═══ MATERIAL TO PROCESS ═══
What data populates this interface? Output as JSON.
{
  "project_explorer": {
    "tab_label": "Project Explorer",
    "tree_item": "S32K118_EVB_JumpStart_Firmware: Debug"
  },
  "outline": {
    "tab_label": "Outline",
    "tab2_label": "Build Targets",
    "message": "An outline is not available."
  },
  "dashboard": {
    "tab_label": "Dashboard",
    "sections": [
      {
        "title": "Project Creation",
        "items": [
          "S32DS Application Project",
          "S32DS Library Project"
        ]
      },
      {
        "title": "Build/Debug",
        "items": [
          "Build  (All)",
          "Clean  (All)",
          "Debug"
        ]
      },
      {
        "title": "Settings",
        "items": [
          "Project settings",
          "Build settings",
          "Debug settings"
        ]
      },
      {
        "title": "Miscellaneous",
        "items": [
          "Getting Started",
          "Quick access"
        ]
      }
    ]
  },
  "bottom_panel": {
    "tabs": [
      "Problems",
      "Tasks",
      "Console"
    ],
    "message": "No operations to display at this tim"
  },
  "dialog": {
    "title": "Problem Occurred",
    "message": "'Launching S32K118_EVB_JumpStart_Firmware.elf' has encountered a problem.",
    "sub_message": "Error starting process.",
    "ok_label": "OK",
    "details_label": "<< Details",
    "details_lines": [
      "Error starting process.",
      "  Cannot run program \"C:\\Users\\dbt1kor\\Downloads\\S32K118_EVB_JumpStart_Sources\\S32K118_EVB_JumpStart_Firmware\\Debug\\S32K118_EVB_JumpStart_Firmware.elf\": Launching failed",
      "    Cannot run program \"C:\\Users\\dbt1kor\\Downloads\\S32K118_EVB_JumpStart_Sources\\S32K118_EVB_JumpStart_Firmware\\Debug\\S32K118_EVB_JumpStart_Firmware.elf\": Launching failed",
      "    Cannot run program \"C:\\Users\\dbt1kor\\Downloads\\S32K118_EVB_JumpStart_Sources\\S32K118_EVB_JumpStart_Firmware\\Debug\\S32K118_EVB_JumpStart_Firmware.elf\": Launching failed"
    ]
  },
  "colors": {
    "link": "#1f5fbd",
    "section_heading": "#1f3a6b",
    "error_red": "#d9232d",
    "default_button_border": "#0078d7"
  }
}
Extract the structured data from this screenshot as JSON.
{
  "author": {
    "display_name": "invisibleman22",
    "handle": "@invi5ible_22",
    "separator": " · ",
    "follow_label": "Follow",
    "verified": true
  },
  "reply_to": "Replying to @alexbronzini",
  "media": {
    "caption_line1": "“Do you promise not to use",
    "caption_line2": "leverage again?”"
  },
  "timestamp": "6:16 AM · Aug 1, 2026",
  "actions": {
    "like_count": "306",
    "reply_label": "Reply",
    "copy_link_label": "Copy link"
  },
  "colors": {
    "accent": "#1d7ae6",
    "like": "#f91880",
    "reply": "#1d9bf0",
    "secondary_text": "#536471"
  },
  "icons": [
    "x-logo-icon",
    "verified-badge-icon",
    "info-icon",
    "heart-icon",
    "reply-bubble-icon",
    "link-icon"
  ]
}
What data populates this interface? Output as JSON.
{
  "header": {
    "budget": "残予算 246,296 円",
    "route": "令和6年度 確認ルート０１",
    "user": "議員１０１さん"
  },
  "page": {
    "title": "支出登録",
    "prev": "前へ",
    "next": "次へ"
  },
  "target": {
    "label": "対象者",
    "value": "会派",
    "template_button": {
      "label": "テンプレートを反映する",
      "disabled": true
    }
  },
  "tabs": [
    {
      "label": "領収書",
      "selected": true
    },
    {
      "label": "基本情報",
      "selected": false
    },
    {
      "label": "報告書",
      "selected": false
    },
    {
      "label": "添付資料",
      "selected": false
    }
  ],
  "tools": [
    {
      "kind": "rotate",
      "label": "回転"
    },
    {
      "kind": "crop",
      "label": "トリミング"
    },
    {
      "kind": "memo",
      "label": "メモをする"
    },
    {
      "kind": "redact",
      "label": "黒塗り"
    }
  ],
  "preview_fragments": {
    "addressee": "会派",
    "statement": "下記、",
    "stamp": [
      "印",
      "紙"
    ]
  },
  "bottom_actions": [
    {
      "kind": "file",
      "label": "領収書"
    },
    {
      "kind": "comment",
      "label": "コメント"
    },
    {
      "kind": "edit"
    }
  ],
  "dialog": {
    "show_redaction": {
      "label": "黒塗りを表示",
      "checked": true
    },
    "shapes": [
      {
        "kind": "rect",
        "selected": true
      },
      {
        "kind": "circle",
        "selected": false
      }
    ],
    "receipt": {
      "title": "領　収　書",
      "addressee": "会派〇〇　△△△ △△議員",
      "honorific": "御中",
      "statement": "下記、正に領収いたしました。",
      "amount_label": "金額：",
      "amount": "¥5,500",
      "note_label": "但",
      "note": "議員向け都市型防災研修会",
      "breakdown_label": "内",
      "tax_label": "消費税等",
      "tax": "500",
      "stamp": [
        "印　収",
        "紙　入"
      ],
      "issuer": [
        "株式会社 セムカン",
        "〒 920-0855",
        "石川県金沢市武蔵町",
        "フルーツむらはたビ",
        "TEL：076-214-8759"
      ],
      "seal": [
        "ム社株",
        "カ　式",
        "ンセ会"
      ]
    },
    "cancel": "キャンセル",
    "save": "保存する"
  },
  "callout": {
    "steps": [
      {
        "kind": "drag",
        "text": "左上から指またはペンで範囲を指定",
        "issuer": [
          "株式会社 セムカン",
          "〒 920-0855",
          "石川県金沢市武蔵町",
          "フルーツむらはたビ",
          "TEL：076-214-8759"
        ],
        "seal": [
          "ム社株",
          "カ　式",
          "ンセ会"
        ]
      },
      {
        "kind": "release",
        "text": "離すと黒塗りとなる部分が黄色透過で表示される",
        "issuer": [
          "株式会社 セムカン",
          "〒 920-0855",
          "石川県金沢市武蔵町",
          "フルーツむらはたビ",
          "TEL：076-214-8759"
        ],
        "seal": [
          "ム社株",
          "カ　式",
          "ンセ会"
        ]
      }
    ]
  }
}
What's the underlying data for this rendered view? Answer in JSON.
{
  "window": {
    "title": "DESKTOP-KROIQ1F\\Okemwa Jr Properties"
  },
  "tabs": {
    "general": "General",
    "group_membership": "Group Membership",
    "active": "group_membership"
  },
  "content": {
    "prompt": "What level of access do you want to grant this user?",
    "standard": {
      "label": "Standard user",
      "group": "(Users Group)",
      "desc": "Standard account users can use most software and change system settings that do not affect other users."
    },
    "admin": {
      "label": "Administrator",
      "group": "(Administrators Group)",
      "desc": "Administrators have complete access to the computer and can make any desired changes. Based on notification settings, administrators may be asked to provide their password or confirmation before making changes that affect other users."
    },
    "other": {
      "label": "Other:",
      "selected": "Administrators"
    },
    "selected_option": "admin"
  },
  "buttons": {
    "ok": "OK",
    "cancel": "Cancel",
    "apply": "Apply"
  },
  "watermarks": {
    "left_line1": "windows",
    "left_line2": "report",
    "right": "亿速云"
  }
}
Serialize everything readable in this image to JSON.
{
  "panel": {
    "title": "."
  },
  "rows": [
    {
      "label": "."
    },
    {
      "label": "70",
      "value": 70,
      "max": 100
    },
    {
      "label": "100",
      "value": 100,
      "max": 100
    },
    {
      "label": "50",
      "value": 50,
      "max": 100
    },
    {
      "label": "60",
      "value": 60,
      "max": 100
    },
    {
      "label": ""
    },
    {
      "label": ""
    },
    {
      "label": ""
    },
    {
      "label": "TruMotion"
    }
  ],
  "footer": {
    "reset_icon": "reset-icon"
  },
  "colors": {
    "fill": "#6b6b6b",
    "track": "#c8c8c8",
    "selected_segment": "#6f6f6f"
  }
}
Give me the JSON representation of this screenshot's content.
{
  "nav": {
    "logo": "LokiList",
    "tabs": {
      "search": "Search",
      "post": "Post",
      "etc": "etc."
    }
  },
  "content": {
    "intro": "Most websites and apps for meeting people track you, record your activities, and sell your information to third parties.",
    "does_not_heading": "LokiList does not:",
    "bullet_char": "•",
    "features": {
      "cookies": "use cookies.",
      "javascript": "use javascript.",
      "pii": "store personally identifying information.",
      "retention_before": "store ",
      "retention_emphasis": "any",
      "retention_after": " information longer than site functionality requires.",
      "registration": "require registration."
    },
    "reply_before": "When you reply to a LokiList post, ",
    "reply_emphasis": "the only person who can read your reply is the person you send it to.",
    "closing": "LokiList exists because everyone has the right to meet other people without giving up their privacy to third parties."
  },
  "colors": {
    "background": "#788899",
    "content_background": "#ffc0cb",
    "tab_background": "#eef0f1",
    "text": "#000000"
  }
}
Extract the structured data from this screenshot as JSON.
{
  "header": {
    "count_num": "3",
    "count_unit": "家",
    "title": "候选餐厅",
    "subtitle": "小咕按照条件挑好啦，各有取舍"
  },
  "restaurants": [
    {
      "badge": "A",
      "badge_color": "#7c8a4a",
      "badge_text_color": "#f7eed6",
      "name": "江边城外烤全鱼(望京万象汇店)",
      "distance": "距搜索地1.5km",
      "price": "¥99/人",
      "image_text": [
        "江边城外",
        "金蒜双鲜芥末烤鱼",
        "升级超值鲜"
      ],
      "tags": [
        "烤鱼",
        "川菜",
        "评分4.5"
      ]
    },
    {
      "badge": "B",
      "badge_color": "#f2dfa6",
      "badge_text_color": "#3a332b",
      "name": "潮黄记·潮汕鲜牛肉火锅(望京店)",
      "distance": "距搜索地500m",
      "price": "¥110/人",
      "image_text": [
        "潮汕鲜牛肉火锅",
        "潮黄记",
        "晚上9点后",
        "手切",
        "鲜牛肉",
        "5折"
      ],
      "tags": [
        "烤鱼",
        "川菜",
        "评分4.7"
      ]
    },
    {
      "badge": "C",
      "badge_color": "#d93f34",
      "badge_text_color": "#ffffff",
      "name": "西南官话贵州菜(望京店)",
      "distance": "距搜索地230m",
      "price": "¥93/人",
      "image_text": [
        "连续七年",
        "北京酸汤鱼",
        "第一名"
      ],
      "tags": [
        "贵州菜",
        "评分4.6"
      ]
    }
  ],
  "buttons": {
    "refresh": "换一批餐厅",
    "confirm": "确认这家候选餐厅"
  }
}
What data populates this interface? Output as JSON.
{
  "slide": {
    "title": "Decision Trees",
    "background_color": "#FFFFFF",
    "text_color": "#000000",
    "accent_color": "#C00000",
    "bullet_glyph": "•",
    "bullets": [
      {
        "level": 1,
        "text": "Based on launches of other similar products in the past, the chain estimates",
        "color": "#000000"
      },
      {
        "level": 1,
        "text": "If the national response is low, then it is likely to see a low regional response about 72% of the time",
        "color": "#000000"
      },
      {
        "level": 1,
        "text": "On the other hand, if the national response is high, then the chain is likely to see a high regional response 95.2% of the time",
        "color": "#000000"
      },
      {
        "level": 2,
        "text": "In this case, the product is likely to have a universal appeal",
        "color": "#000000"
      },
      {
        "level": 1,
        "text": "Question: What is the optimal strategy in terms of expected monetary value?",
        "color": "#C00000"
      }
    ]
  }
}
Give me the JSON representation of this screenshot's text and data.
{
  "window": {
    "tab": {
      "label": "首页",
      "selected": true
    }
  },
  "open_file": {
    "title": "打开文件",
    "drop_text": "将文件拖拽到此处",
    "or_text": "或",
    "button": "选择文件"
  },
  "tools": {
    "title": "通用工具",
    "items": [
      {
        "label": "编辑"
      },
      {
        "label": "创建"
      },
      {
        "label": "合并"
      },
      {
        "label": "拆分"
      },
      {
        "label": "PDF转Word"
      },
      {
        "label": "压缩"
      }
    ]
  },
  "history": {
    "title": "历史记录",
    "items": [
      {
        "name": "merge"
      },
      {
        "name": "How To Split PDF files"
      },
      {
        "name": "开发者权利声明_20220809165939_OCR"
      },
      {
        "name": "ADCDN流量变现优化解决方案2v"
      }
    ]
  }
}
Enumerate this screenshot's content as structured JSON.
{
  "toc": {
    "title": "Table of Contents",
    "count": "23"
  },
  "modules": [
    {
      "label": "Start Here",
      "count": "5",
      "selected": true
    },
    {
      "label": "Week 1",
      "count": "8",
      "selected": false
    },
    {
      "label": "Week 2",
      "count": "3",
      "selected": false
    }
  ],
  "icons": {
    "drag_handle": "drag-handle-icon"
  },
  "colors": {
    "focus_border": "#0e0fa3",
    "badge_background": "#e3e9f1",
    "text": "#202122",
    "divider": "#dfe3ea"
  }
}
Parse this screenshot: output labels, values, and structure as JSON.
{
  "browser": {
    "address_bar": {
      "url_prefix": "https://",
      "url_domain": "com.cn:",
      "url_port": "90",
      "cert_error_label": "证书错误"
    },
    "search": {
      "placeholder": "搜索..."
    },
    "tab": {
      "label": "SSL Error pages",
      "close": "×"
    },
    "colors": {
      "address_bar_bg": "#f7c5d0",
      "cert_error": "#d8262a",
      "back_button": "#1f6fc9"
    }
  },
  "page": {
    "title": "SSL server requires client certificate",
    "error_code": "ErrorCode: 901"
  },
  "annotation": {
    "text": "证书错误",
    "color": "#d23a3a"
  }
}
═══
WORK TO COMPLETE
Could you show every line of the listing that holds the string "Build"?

RESPONSE AREA
    "tab2_label": "Build Targets",
        "title": "Build/Debug",
          "Build  (All)",
          "Build settings",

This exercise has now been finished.